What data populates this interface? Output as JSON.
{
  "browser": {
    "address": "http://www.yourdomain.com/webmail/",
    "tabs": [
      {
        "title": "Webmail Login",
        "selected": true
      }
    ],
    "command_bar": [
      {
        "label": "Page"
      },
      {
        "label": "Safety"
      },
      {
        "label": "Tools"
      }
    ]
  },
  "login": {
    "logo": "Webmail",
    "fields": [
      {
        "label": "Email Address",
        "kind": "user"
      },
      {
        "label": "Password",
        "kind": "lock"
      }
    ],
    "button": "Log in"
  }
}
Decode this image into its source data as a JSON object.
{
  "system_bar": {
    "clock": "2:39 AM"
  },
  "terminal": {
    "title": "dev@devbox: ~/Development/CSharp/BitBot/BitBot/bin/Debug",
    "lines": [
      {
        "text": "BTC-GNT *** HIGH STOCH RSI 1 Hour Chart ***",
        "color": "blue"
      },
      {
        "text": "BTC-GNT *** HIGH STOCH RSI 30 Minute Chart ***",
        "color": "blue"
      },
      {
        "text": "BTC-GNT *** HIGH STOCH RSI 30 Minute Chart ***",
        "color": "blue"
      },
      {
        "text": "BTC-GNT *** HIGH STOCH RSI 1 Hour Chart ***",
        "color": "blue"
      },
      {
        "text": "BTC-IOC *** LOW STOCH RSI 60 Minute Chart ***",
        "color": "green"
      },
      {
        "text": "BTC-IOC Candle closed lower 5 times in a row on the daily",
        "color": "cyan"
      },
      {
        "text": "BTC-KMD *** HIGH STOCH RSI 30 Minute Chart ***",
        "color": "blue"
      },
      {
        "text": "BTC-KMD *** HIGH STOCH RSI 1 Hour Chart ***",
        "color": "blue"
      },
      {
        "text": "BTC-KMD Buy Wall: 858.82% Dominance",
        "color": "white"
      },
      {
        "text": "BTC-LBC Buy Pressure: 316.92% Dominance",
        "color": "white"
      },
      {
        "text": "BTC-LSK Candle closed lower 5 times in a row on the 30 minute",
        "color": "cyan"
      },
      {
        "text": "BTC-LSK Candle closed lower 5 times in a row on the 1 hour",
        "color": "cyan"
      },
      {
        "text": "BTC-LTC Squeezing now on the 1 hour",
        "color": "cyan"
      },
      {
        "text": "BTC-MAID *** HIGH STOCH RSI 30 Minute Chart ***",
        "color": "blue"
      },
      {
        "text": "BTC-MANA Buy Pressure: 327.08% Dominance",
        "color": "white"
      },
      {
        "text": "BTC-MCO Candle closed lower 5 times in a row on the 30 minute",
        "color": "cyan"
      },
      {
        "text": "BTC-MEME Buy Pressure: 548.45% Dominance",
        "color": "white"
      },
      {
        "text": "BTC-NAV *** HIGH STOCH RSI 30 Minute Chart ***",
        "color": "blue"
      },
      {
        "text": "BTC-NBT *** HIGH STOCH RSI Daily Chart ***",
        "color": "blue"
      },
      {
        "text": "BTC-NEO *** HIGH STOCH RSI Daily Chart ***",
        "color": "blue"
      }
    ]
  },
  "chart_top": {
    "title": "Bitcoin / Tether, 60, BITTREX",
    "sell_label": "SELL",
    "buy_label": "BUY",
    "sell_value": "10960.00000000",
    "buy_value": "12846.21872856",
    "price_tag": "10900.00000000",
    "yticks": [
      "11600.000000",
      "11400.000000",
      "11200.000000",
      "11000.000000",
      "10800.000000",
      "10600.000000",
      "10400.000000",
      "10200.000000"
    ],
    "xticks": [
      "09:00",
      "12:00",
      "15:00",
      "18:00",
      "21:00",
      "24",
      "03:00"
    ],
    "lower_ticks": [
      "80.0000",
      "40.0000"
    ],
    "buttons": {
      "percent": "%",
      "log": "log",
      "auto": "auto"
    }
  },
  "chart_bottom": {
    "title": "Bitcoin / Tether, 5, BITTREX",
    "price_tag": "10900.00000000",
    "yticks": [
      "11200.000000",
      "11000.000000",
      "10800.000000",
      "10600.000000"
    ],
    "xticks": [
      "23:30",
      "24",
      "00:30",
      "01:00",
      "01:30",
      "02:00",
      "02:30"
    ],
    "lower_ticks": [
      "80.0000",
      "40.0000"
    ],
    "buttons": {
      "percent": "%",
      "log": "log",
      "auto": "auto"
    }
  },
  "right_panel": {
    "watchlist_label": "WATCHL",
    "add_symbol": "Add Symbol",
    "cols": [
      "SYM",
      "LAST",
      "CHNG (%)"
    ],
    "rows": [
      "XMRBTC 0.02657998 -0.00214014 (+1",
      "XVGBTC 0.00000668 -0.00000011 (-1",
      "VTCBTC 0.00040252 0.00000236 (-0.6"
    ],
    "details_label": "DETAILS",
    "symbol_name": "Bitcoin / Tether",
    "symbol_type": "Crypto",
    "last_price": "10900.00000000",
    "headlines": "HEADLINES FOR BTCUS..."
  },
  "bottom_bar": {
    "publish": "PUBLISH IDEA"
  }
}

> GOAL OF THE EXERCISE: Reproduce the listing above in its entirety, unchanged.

> ANSWER:
What data populates this interface? Output as JSON.
{
  "browser": {
    "address": "http://www.yourdomain.com/webmail/",
    "tabs": [
      {
        "title": "Webmail Login",
        "selected": true
      }
    ],
    "command_bar": [
      {
        "label": "Page"
      },
      {
        "label": "Safety"
      },
      {
        "label": "Tools"
      }
    ]
  },
  "login": {
    "logo": "Webmail",
    "fields": [
      {
        "label": "Email Address",
        "kind": "user"
      },
      {
        "label": "Password",
        "kind": "lock"
      }
    ],
    "button": "Log in"
  }
}
Decode this image into its source data as a JSON object.
{
  "system_bar": {
    "clock": "2:39 AM"
  },
  "terminal": {
    "title": "dev@devbox: ~/Development/CSharp/BitBot/BitBot/bin/Debug",
    "lines": [
      {
        "text": "BTC-GNT *** HIGH STOCH RSI 1 Hour Chart ***",
        "color": "blue"
      },
      {
        "text": "BTC-GNT *** HIGH STOCH RSI 30 Minute Chart ***",
        "color": "blue"
      },
      {
        "text": "BTC-GNT *** HIGH STOCH RSI 30 Minute Chart ***",
        "color": "blue"
      },
      {
        "text": "BTC-GNT *** HIGH STOCH RSI 1 Hour Chart ***",
        "color": "blue"
      },
      {
        "text": "BTC-IOC *** LOW STOCH RSI 60 Minute Chart ***",
        "color": "green"
      },
      {
        "text": "BTC-IOC Candle closed lower 5 times in a row on the daily",
        "color": "cyan"
      },
      {
        "text": "BTC-KMD *** HIGH STOCH RSI 30 Minute Chart ***",
        "color": "blue"
      },
      {
        "text": "BTC-KMD *** HIGH STOCH RSI 1 Hour Chart ***",
        "color": "blue"
      },
      {
        "text": "BTC-KMD Buy Wall: 858.82% Dominance",
        "color": "white"
      },
      {
        "text": "BTC-LBC Buy Pressure: 316.92% Dominance",
        "color": "white"
      },
      {
        "text": "BTC-LSK Candle closed lower 5 times in a row on the 30 minute",
        "color": "cyan"
      },
      {
        "text": "BTC-LSK Candle closed lower 5 times in a row on the 1 hour",
        "color": "cyan"
      },
      {
        "text": "BTC-LTC Squeezing now on the 1 hour",
        "color": "cyan"
      },
      {
        "text": "BTC-MAID *** HIGH STOCH RSI 30 Minute Chart ***",
        "color": "blue"
      },
      {
        "text": "BTC-MANA Buy Pressure: 327.08% Dominance",
        "color": "white"
      },
      {
        "text": "BTC-MCO Candle closed lower 5 times in a row on the 30 minute",
        "color": "cyan"
      },
      {
        "text": "BTC-MEME Buy Pressure: 548.45% Dominance",
        "color": "white"
      },
      {
        "text": "BTC-NAV *** HIGH STOCH RSI 30 Minute Chart ***",
        "color": "blue"
      },
      {
        "text": "BTC-NBT *** HIGH STOCH RSI Daily Chart ***",
        "color": "blue"
      },
      {
        "text": "BTC-NEO *** HIGH STOCH RSI Daily Chart ***",
        "color": "blue"
      }
    ]
  },
  "chart_top": {
    "title": "Bitcoin / Tether, 60, BITTREX",
    "sell_label": "SELL",
    "buy_label": "BUY",
    "sell_value": "10960.00000000",
    "buy_value": "12846.21872856",
    "price_tag": "10900.00000000",
    "yticks": [
      "11600.000000",
      "11400.000000",
      "11200.000000",
      "11000.000000",
      "10800.000000",
      "10600.000000",
      "10400.000000",
      "10200.000000"
    ],
    "xticks": [
      "09:00",
      "12:00",
      "15:00",
      "18:00",
      "21:00",
      "24",
      "03:00"
    ],
    "lower_ticks": [
      "80.0000",
      "40.0000"
    ],
    "buttons": {
      "percent": "%",
      "log": "log",
      "auto": "auto"
    }
  },
  "chart_bottom": {
    "title": "Bitcoin / Tether, 5, BITTREX",
    "price_tag": "10900.00000000",
    "yticks": [
      "11200.000000",
      "11000.000000",
      "10800.000000",
      "10600.000000"
    ],
    "xticks": [
      "23:30",
      "24",
      "00:30",
      "01:00",
      "01:30",
      "02:00",
      "02:30"
    ],
    "lower_ticks": [
      "80.0000",
      "40.0000"
    ],
    "buttons": {
      "percent": "%",
      "log": "log",
      "auto": "auto"
    }
  },
  "right_panel": {
    "watchlist_label": "WATCHL",
    "add_symbol": "Add Symbol",
    "cols": [
      "SYM",
      "LAST",
      "CHNG (%)"
    ],
    "rows": [
      "XMRBTC 0.02657998 -0.00214014 (+1",
      "XVGBTC 0.00000668 -0.00000011 (-1",
      "VTCBTC 0.00040252 0.00000236 (-0.6"
    ],
    "details_label": "DETAILS",
    "symbol_name": "Bitcoin / Tether",
    "symbol_type": "Crypto",
    "last_price": "10900.00000000",
    "headlines": "HEADLINES FOR BTCUS..."
  },
  "bottom_bar": {
    "publish": "PUBLISH IDEA"
  }
}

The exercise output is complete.